Lauren Danson, owner of Mizuba Tea Company.
The Magic of Matcha
Lauren Danson’s Mizuba Tea Company Spreads Leafy Love
Tuesday, April 8, 2014
Lauren Danson, owner of Mizuba Tea Company, has been a tea fanatic for as long as she can remember. The Santa Barbara native said that her mother would give her a cup of tea before school every morning, and when Danson began attending college at Westmont, she hosted weekly tea parties out of her dorm room.
“My friends would tell me every week, ‘This is what you need to do with your life,’” Danson said. “And I thought ‘Alright, sure. That would be a dream. [But] I’m going to be a journalist.’”

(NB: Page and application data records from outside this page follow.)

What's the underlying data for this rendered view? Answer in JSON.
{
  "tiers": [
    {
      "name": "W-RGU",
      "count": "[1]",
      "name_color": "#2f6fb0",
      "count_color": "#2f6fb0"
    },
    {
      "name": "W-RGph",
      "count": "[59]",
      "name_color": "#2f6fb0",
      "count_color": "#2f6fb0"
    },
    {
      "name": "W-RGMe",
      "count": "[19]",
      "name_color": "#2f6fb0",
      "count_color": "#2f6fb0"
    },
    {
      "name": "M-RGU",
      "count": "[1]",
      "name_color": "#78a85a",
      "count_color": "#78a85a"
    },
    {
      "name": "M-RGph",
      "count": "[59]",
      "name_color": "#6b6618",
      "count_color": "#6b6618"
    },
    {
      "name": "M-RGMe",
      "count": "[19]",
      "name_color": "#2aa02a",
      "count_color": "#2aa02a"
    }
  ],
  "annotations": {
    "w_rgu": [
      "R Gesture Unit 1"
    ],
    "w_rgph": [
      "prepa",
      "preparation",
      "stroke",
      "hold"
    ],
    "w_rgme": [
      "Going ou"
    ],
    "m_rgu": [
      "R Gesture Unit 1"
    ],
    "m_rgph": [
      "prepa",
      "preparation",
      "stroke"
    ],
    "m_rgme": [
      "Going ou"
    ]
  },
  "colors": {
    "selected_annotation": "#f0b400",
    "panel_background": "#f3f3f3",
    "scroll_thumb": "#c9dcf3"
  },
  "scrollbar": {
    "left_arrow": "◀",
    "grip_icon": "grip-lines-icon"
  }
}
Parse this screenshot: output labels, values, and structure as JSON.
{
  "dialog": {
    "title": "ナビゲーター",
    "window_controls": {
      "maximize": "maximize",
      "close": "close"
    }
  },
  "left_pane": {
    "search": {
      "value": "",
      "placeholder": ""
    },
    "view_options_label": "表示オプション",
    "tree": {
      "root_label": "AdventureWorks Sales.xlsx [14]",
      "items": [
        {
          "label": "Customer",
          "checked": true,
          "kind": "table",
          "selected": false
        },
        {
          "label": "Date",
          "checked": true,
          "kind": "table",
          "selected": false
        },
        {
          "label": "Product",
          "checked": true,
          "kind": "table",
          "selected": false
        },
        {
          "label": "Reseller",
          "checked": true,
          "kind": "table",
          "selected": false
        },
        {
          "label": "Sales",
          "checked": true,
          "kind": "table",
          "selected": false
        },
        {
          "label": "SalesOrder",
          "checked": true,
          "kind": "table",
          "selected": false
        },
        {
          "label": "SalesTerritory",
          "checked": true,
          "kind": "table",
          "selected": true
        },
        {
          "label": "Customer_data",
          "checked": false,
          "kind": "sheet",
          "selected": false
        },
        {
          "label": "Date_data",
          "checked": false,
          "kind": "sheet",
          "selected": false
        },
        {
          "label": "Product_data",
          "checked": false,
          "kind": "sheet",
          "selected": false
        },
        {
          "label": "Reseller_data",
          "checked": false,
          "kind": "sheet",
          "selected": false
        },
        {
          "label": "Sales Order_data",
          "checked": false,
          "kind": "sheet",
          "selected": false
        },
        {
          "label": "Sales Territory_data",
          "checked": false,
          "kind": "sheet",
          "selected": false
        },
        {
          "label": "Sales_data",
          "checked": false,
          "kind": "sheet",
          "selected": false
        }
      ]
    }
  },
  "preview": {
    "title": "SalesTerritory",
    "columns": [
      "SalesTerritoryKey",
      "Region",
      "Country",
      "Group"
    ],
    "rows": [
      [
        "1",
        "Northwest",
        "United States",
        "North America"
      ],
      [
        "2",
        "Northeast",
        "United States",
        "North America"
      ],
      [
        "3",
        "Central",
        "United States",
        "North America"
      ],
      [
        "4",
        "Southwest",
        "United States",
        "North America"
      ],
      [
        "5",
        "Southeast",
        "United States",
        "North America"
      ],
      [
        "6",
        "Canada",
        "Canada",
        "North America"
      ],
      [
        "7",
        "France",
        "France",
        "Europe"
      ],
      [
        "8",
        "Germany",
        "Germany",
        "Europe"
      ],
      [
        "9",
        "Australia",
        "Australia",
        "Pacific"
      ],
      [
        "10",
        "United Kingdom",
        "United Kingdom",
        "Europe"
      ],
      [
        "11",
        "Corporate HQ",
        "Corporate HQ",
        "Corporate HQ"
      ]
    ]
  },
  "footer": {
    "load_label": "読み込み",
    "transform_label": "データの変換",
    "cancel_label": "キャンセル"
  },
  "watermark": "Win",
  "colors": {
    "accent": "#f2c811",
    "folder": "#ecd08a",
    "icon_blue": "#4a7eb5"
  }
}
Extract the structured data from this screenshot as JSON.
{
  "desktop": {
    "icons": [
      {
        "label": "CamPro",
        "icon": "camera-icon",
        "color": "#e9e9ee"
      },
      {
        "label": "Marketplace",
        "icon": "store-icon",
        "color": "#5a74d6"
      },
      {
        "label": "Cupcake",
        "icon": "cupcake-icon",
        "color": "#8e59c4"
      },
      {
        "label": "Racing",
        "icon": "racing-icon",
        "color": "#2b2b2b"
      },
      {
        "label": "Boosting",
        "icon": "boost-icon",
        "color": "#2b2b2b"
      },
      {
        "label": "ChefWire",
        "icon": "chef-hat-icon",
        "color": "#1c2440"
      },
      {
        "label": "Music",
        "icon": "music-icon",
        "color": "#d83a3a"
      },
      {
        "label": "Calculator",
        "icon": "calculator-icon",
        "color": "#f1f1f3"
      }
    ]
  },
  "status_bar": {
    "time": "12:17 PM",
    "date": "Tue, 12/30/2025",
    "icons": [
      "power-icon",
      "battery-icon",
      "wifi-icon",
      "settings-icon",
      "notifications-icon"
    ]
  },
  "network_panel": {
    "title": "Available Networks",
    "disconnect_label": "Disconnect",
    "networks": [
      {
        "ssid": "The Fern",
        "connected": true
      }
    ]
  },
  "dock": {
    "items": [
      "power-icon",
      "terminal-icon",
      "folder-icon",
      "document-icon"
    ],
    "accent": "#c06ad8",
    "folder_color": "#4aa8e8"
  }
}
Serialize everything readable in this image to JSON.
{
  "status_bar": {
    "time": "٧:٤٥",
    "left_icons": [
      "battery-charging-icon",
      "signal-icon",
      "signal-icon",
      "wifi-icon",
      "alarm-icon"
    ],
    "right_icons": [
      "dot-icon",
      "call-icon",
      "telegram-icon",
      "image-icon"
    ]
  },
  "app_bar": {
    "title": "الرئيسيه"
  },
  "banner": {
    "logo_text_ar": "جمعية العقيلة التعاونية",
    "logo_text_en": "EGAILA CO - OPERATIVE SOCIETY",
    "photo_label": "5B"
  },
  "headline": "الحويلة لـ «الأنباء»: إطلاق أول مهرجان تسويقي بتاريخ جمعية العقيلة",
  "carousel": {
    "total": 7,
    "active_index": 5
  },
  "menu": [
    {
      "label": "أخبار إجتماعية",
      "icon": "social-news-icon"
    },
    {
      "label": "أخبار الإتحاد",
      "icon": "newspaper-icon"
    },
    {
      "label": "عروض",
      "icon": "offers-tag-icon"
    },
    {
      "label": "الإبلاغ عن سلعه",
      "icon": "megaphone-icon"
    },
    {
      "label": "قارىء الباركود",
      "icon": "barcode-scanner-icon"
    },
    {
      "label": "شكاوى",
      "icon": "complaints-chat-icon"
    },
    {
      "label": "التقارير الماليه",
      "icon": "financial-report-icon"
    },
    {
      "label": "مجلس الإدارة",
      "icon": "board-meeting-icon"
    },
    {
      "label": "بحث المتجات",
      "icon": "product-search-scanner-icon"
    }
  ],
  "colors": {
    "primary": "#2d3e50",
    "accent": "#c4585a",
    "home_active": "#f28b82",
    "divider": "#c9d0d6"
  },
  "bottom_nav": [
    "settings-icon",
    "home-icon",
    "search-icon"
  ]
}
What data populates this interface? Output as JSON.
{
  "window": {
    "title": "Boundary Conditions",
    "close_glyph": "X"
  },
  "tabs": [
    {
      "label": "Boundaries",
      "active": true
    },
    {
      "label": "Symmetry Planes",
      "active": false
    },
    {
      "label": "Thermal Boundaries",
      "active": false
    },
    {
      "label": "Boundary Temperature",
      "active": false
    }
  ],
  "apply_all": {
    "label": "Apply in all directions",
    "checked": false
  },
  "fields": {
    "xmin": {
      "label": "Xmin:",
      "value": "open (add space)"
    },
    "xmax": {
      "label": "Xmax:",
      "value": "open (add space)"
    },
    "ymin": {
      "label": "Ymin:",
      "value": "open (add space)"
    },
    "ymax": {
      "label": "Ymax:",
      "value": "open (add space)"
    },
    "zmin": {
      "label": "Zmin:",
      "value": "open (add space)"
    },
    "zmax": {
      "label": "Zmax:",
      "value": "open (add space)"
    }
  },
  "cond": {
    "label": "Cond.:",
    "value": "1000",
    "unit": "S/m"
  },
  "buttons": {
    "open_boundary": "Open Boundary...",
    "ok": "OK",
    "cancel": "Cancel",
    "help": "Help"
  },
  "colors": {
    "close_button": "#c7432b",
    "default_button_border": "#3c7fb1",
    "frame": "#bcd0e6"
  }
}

When Danson had the opportunity to visit Japan last March, she found herself falling in love with its hospitable and generous culture. The defining moment was when she accidentally stepped off the bullet train 15 minutes outside of Kyoto, in a town called Uji. Uji is not only regarded as the best tea-growing region in the world, but it is also the birthplace of the Japanese tea ceremony. She was pretty excited.
By Paul Wellman
“I stepped off the train, and the first thing I noticed was the scent of matcha infuses your nose,” recalled Danson. “You walk downtown, and every single shop is tea-dedicated. Needless to say, I had the best day of my life.”
Upon her return to the U.S., Danson attended graduate school in Denver, Colorado, but the idea of getting into the tea business remained in the back of her mind. “I wondered if I could actually do this as a living,” she said. “I mean, what is vocation anyways?” Finally, after completing grad school, Danson moved home and, on a whim, started her own tea company.
“I decided to reach out to a 100-year-old family tea farm in Uji, knowing nothing about business, knowing nothing about FDA, knowing nothing about importing, knowing absolutely nothing other than the fact that I love sharing tea,” Danson said.
Danson got her first order of matcha tea on September 4, 2013, and just like that, Mizuba Tea Company was up and running.
By Paul Wellman
So what is matcha, you ask? Matcha is from the same plant that all tea is made from, but it is the only tea that is used in Japanese tea ceremonies. The methods of growing matcha are highly specialized: The plants are shade-grown for four weeks before harvest, allowing the bamboo mounting to inhibit photosynthesis, which increases the nutrients of the plant. The greener the matcha, the fresher and more nutritious it is. Once harvest time comes around, there are multiple different methods of picking leaves that determine the grade, which Danson explains on her website. Then the leaves are steamed and stone ground, creating the fine green powder that Danson sells.
Why drink matcha over normal green tea? Unlike the green tea that comes from tea bags, where only a portion of the tea’s nutrients are consumed, Matcha allows drinkers to consume the entire tea leaf, giving them 100 percent of the nutritional benefits. These nutritional properties include chlorophyll (which acts as a blood oxygenator), antioxidants, fiber, vitamins A and C, potassium, magnesium, and a moderate dose of caffeine. There’s even a doctor in town who sells her tea “because it’s so healthy for you,” said Danson.
Also unlike regular tea, which takes several minutes to steep, matcha can be ready in a matter of seconds. Start by heating up some water to around 175 degrees Fahrenheit, but according to Danson, the cooler the water is, the more flavor depth you’ll get out of the tea. Then take a half-teaspoon of matcha, place it in your cup or bowl, and add just enough cool water to wet the powder. Then make a paste, add in your hot water (about 4 to 6 ounces), and whisk your matcha using short, swift, m-shaped strokes. This last bit can be done with one of the bamboo whisks that Danson sells, or by shaking it in an airtight tumbler or coffee mug. An aero-frother or regular kitchen whisk tends to work well, too. “The token of a good matcha is how [much] it froths,” she explained.